Our "tool" watches usually have a water resistance rating marked on them somewhere. The term "water resistance" is the liberal, politically correct version of the older and proudly unambiguous "water-proof". The rating is usually marked in meters - but it never says what kind of fluid those meters represent. Certainly, if I plunged my watch 200 meters deep into a pool of mercury I would expect something nasty to happen. However, we can safely assume that the Makers do mean water by the implication of references to swimming, diving, showering, etc. Other popular units of rating are "bars" or "atmospheres". All of these units are slightly different to each other, that is to say 10 bar is not exactly 10 atm. Similarly, 100m of seawater exerts a different pressure than 100m of fresh water. Here's a handy little table for those who just have to know.
It's used horizontally (stand up, fool!). Use the bold figures and go left or right to see the equivalents. For example, 10 bar is 99.291m of seawater. If yours is 20 bar then multiply the equivalent by 20/10, i.e. 2 x 99.291 = 198.58m. Divide by 0.3048 to get feet from meters . . 198.58/0.3048 = 652ft.
It looks like a watch rated in ATM is the most "water resistant" in theory but I have to say that, after taking some time to research and create this fine little table, I find it to be virtually useless! It's useless because it doesn't help anybody in the real world. In the real world, watches do not implode or flood with water as soon as the rating depth is exceeded, any more than Tritium lume becomes completely invisible exactly 12.33 years after it was made.

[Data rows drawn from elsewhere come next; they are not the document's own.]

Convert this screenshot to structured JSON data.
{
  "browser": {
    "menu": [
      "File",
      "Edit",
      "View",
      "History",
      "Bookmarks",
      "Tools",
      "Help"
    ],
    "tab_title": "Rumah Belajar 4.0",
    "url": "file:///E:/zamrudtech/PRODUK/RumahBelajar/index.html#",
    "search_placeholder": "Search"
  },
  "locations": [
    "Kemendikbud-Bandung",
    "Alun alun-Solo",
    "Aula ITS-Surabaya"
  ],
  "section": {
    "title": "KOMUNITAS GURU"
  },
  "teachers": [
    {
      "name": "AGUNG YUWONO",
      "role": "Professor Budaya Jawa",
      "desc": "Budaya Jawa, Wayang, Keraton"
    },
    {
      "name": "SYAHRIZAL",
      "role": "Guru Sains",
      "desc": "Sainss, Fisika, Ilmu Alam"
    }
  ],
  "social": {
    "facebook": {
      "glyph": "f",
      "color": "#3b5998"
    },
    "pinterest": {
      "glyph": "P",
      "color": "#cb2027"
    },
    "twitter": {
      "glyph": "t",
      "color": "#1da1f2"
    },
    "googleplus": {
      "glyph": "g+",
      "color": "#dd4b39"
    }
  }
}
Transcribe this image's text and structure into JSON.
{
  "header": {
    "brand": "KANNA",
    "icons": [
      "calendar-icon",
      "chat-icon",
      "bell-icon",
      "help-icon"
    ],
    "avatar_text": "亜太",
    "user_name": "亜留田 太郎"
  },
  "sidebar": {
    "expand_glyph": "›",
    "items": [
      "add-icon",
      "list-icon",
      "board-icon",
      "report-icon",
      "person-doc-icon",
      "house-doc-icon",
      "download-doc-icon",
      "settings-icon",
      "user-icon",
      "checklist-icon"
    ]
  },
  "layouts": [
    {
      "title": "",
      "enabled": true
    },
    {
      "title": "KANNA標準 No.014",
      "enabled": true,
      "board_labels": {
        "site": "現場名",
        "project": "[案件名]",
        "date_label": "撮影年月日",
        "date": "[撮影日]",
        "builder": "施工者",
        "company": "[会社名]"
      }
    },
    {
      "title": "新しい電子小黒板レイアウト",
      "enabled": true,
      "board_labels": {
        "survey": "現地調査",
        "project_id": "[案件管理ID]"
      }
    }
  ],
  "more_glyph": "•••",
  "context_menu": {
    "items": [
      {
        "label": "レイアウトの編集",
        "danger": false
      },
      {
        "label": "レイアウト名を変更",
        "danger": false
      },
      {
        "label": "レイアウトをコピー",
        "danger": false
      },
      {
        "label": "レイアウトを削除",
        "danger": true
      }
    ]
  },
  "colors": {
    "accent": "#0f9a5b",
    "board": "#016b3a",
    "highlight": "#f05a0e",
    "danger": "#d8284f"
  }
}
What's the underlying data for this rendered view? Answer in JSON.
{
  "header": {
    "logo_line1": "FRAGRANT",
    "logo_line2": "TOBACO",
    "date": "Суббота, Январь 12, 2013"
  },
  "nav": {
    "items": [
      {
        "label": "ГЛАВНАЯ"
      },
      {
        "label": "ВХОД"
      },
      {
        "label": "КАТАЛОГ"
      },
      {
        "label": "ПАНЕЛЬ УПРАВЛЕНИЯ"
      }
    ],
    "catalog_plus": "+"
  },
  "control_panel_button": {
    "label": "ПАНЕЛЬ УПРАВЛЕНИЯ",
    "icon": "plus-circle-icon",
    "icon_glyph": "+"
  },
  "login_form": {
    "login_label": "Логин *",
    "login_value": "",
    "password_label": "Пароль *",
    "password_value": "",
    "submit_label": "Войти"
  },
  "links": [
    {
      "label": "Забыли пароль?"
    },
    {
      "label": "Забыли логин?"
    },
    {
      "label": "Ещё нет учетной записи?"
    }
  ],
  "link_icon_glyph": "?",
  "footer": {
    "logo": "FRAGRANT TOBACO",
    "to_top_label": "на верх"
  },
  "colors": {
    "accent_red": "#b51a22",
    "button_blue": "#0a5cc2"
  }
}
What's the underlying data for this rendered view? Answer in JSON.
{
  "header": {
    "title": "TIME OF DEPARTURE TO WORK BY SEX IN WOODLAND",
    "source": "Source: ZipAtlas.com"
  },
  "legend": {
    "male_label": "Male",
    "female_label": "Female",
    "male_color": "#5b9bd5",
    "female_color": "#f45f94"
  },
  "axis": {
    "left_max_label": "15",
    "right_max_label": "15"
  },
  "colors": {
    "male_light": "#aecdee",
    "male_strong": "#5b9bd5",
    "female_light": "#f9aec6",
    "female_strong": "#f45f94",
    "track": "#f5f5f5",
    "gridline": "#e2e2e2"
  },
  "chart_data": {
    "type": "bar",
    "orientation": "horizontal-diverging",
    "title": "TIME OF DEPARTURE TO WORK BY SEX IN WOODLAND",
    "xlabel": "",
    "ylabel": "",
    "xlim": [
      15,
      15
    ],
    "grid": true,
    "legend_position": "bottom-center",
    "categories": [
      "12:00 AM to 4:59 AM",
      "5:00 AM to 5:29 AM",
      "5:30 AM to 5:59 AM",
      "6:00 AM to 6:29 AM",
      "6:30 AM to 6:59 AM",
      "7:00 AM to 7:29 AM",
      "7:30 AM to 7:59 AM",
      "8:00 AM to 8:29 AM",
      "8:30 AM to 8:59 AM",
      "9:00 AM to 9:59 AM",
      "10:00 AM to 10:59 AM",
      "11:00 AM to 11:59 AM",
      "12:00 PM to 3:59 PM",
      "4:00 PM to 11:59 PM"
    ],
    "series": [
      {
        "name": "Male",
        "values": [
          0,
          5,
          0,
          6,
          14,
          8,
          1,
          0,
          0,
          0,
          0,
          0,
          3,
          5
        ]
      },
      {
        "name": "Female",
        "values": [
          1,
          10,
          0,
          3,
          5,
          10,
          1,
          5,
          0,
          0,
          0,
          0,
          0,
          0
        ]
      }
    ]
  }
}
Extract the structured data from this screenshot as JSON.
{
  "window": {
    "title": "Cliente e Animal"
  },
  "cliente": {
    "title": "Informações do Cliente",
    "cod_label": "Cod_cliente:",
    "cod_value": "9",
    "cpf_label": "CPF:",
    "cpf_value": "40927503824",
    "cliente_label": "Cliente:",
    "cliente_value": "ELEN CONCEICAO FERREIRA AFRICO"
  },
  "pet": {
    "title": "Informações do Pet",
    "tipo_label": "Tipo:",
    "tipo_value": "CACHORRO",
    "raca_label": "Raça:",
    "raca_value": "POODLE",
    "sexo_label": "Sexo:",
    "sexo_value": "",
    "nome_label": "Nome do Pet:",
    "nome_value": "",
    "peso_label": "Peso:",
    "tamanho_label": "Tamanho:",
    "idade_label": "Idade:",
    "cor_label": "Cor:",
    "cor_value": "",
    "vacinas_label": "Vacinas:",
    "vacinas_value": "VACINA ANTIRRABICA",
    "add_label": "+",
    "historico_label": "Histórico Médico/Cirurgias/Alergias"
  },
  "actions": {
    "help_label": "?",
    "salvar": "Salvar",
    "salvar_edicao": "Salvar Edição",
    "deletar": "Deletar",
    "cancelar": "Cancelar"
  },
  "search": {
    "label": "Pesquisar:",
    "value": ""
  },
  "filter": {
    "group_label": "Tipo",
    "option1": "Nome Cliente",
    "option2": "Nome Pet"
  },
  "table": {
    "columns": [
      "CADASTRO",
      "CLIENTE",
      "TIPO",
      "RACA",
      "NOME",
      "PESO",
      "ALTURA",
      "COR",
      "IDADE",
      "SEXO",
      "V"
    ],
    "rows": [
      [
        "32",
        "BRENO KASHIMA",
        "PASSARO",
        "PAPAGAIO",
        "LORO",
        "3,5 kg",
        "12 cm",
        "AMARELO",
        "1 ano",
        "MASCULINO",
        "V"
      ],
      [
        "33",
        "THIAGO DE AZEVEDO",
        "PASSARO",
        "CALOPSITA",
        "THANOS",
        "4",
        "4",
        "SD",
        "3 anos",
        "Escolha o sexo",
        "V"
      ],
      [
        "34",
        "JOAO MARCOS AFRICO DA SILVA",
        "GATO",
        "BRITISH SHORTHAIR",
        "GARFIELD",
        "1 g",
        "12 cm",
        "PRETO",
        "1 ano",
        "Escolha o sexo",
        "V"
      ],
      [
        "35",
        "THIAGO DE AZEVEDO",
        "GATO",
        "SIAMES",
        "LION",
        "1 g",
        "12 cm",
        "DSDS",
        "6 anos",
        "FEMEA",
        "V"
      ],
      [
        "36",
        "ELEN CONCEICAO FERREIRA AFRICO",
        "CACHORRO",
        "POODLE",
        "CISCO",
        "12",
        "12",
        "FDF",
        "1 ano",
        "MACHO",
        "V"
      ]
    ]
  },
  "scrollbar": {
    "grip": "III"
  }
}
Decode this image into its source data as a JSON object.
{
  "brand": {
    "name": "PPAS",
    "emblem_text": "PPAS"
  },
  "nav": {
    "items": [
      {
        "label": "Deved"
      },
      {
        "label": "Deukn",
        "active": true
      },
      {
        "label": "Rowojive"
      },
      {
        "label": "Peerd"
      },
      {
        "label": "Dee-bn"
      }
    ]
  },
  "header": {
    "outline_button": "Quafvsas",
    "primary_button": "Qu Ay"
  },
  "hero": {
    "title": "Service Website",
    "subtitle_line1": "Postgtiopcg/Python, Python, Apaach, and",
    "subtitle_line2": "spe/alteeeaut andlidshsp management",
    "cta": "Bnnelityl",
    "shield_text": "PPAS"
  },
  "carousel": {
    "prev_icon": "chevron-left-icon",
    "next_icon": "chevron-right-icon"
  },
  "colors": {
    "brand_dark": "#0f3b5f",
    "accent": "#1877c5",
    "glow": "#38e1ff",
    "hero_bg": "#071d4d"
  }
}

Now warranties are a different matter, somewhat akin to falling buttered toast!